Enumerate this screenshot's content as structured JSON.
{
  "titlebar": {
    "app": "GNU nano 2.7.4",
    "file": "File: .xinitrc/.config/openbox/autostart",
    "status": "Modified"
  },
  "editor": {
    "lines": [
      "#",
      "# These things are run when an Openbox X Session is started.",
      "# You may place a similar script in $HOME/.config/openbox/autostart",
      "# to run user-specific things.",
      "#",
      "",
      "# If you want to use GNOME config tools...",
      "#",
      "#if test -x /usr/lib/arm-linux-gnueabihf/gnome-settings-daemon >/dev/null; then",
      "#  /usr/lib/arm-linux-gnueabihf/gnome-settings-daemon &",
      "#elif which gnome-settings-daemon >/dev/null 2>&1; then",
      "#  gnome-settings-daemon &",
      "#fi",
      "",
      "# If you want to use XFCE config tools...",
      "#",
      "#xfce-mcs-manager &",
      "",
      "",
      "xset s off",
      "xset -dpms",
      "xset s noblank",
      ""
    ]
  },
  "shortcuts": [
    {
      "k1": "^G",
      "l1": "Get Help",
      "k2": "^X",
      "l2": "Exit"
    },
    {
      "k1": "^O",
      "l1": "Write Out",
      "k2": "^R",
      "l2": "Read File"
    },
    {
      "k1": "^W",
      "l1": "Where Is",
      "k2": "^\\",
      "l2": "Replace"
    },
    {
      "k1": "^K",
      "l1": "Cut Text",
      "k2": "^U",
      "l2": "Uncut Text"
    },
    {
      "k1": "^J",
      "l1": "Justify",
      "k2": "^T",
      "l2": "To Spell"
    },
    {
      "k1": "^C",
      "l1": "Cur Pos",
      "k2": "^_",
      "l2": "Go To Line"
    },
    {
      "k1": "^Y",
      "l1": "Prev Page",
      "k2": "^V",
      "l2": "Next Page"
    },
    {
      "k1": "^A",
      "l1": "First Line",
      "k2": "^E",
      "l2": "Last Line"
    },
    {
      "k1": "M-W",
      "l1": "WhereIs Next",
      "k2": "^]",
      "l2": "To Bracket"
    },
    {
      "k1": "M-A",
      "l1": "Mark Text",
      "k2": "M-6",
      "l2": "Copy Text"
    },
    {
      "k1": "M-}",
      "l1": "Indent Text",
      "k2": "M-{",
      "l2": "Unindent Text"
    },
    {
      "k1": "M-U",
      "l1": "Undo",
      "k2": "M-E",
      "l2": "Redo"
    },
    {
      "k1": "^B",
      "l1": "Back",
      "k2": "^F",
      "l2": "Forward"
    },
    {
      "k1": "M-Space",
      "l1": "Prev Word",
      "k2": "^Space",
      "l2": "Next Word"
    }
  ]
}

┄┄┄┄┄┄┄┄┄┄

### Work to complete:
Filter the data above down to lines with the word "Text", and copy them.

### Reply to the task:
      "l1": "Cut Text",
      "l2": "Uncut Text"
      "l1": "Mark Text",
      "l2": "Copy Text"
      "l1": "Indent Text",
      "l2": "Unindent Text"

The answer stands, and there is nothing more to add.